Dem lawmaker: Republicans ‘torched’ my bill

Rep. Denny HeckDennis (Denny) Lynn HeckExclusive: Guccifer 2.0 hacked memos expand on Pennsylvania House races Heck enjoys second political wind Incoming lawmaker feeling a bit overwhelmed MORE (D-Wash.) is urging Democrats to oppose a bill he co-sponsored because he says House Republicans "put the torch to it."

Heck had introduced a bipartisan bill that would create an advisory board at the Consumer Financial Protection Bureau (CFPB) for non-bank businesses.

The House Financial Services Committee approved the bill earlier this year on a 53 to 5 vote.

ADVERTISEMENT
But Heck says his bill now includes an amendment from House Financial Services Committee chairman Jeb Hensarling (R-Texas) that he can't support.

The amendment would lower the CFPB's budget cap by about $45 million in 2020 and by about $100 million in 2025.

"This is bad policy, bad precedent and completely unnecessary," Heck wrote in a letter to his colleagues. "Jeb Hensarling put the torch to it."

A senior Republican staffer said the bill is about "ensuring that small businesses have a voice."

"Unfortunately, Denny Heck and other Democrats are more than willing to silence that voice if that means reducing the CFPB’s bloated, wasteful spending by 0.1 percent over the next decade," the staffer said.
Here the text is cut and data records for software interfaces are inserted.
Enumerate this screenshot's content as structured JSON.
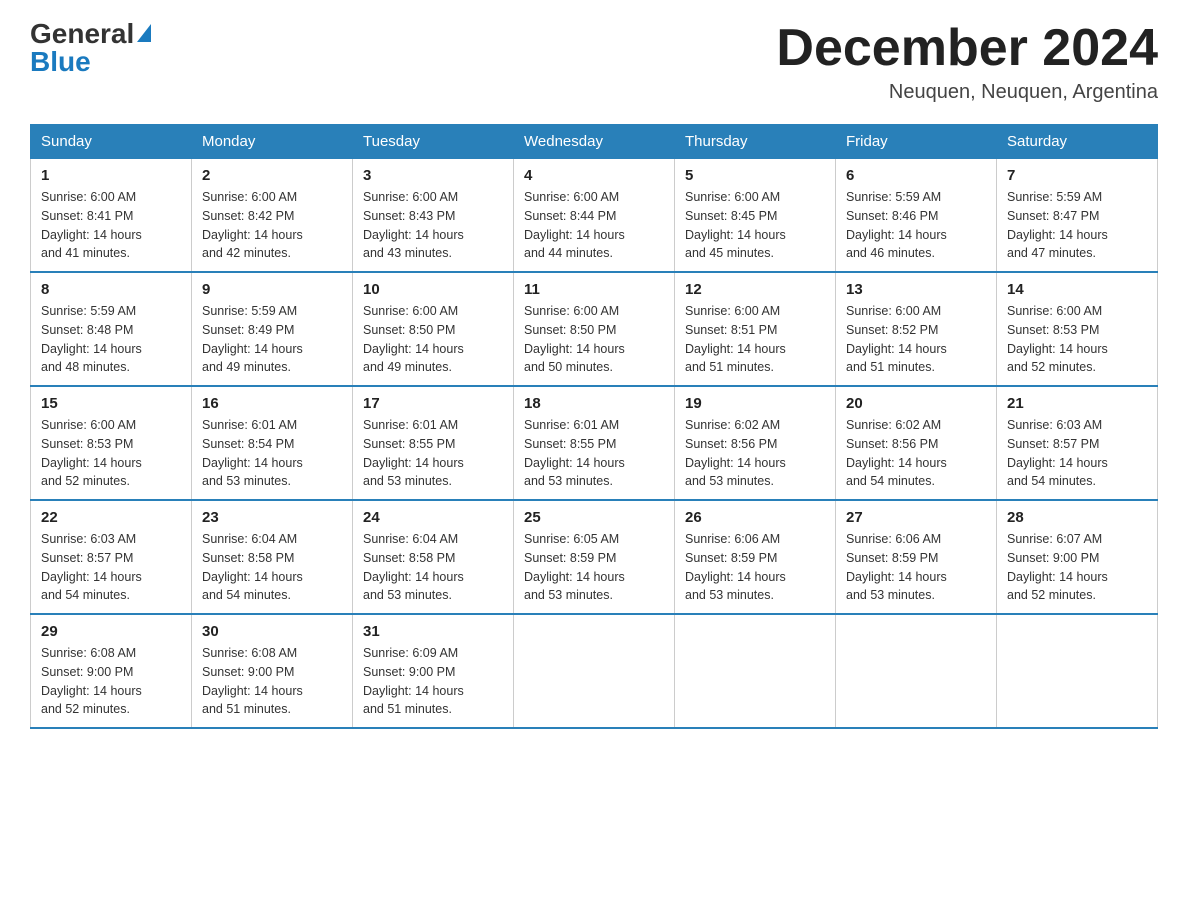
{
  "header": {
    "logo_general": "General",
    "logo_blue": "Blue",
    "title": "December 2024",
    "location": "Neuquen, Neuquen, Argentina"
  },
  "days_of_week": [
    "Sunday",
    "Monday",
    "Tuesday",
    "Wednesday",
    "Thursday",
    "Friday",
    "Saturday"
  ],
  "weeks": [
    [
      {
        "day": "1",
        "sunrise": "6:00 AM",
        "sunset": "8:41 PM",
        "daylight": "14 hours and 41 minutes."
      },
      {
        "day": "2",
        "sunrise": "6:00 AM",
        "sunset": "8:42 PM",
        "daylight": "14 hours and 42 minutes."
      },
      {
        "day": "3",
        "sunrise": "6:00 AM",
        "sunset": "8:43 PM",
        "daylight": "14 hours and 43 minutes."
      },
      {
        "day": "4",
        "sunrise": "6:00 AM",
        "sunset": "8:44 PM",
        "daylight": "14 hours and 44 minutes."
      },
      {
        "day": "5",
        "sunrise": "6:00 AM",
        "sunset": "8:45 PM",
        "daylight": "14 hours and 45 minutes."
      },
      {
        "day": "6",
        "sunrise": "5:59 AM",
        "sunset": "8:46 PM",
        "daylight": "14 hours and 46 minutes."
      },
      {
        "day": "7",
        "sunrise": "5:59 AM",
        "sunset": "8:47 PM",
        "daylight": "14 hours and 47 minutes."
      }
    ],
    [
      {
        "day": "8",
        "sunrise": "5:59 AM",
        "sunset": "8:48 PM",
        "daylight": "14 hours and 48 minutes."
      },
      {
        "day": "9",
        "sunrise": "5:59 AM",
        "sunset": "8:49 PM",
        "daylight": "14 hours and 49 minutes."
      },
      {
        "day": "10",
        "sunrise": "6:00 AM",
        "sunset": "8:50 PM",
        "daylight": "14 hours and 49 minutes."
      },
      {
        "day": "11",
        "sunrise": "6:00 AM",
        "sunset": "8:50 PM",
        "daylight": "14 hours and 50 minutes."
      },
      {
        "day": "12",
        "sunrise": "6:00 AM",
        "sunset": "8:51 PM",
        "daylight": "14 hours and 51 minutes."
      },
      {
        "day": "13",
        "sunrise": "6:00 AM",
        "sunset": "8:52 PM",
        "daylight": "14 hours and 51 minutes."
      },
      {
        "day": "14",
        "sunrise": "6:00 AM",
        "sunset": "8:53 PM",
        "daylight": "14 hours and 52 minutes."
      }
    ],
    [
      {
        "day": "15",
        "sunrise": "6:00 AM",
        "sunset": "8:53 PM",
        "daylight": "14 hours and 52 minutes."
      },
      {
        "day": "16",
        "sunrise": "6:01 AM",
        "sunset": "8:54 PM",
        "daylight": "14 hours and 53 minutes."
      },
      {
        "day": "17",
        "sunrise": "6:01 AM",
        "sunset": "8:55 PM",
        "daylight": "14 hours and 53 minutes."
      },
      {
        "day": "18",
        "sunrise": "6:01 AM",
        "sunset": "8:55 PM",
        "daylight": "14 hours and 53 minutes."
      },
      {
        "day": "19",
        "sunrise": "6:02 AM",
        "sunset": "8:56 PM",
        "daylight": "14 hours and 53 minutes."
      },
      {
        "day": "20",
        "sunrise": "6:02 AM",
        "sunset": "8:56 PM",
        "daylight": "14 hours and 54 minutes."
      },
      {
        "day": "21",
        "sunrise": "6:03 AM",
        "sunset": "8:57 PM",
        "daylight": "14 hours and 54 minutes."
      }
    ],
    [
      {
        "day": "22",
        "sunrise": "6:03 AM",
        "sunset": "8:57 PM",
        "daylight": "14 hours and 54 minutes."
      },
      {
        "day": "23",
        "sunrise": "6:04 AM",
        "sunset": "8:58 PM",
        "daylight": "14 hours and 54 minutes."
      },
      {
        "day": "24",
        "sunrise": "6:04 AM",
        "sunset": "8:58 PM",
        "daylight": "14 hours and 53 minutes."
      },
      {
        "day": "25",
        "sunrise": "6:05 AM",
        "sunset": "8:59 PM",
        "daylight": "14 hours and 53 minutes."
      },
      {
        "day": "26",
        "sunrise": "6:06 AM",
        "sunset": "8:59 PM",
        "daylight": "14 hours and 53 minutes."
      },
      {
        "day": "27",
        "sunrise": "6:06 AM",
        "sunset": "8:59 PM",
        "daylight": "14 hours and 53 minutes."
      },
      {
        "day": "28",
        "sunrise": "6:07 AM",
        "sunset": "9:00 PM",
        "daylight": "14 hours and 52 minutes."
      }
    ],
    [
      {
        "day": "29",
        "sunrise": "6:08 AM",
        "sunset": "9:00 PM",
        "daylight": "14 hours and 52 minutes."
      },
      {
        "day": "30",
        "sunrise": "6:08 AM",
        "sunset": "9:00 PM",
        "daylight": "14 hours and 51 minutes."
      },
      {
        "day": "31",
        "sunrise": "6:09 AM",
        "sunset": "9:00 PM",
        "daylight": "14 hours and 51 minutes."
      },
      null,
      null,
      null,
      null
    ]
  ],
  "labels": {
    "sunrise": "Sunrise:",
    "sunset": "Sunset:",
    "daylight": "Daylight:"
  }
}
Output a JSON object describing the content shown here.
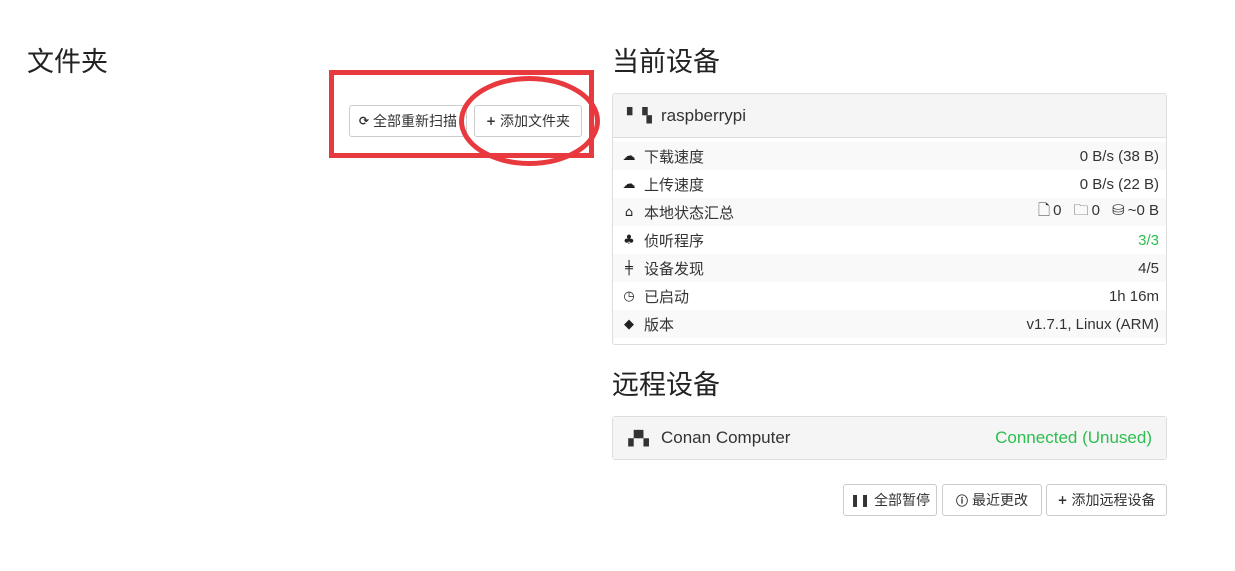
{
  "folders": {
    "title": "文件夹",
    "rescan_all_label": "全部重新扫描",
    "add_folder_label": "添加文件夹"
  },
  "this_device": {
    "title": "当前设备",
    "name": "raspberrypi",
    "stats": [
      {
        "icon": "cloud-download-icon",
        "label": "下载速度",
        "value": "0 B/s (38 B)"
      },
      {
        "icon": "cloud-upload-icon",
        "label": "上传速度",
        "value": "0 B/s (22 B)"
      },
      {
        "icon": "home-icon",
        "label": "本地状态汇总",
        "files": "0",
        "dirs": "0",
        "size": "~0 B"
      },
      {
        "icon": "sitemap-icon",
        "label": "侦听程序",
        "value": "3/3"
      },
      {
        "icon": "signpost-icon",
        "label": "设备发现",
        "value": "4/5"
      },
      {
        "icon": "clock-icon",
        "label": "已启动",
        "value": "1h 16m"
      },
      {
        "icon": "tag-icon",
        "label": "版本",
        "value": "v1.7.1, Linux (ARM)"
      }
    ]
  },
  "remote_devices": {
    "title": "远程设备",
    "devices": [
      {
        "name": "Conan Computer",
        "status": "Connected (Unused)"
      }
    ],
    "pause_all_label": "全部暂停",
    "recent_changes_label": "最近更改",
    "add_remote_label": "添加远程设备"
  },
  "colors": {
    "annotation": "#e8393f",
    "status_green": "#2cbe4e"
  }
}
Republicans have criticized CFPB officials for how they're managing their budget, including renovations to their new building. The 2010 Dodd-Frank Wall Street Reform law created the agency, which has faced criticism from the business community because it is not subject to Congressional appropriations.

"Democrats who argue that lowering the CFPB’s budget cap by 0.1 percent somehow undermines consumer protection need to be reminded the CFPB is currently spending 24 times that amount on extravagant renovations to a building it doesn’t even own," the staffer said.

Heck wrote in his letter to lawmakers that Hensarling's amendment is a "trial to see if the CFPB can be used as a piggy bank to pay for other priorities."



"It is a test to see if Democrats will swallow poison pills in the goal of getting bipartisan bills passed," Heck wrote. "It is an experiment to see how radically bills can be changed and still keep 'yes' votes in the name of consistency. They are trying to see if they can toy with us."

The bill is expected to pass when it's up for a vote on Wednesday, but it's unclear if it will have a veto-proof majority should President Obama decide to veto the bill.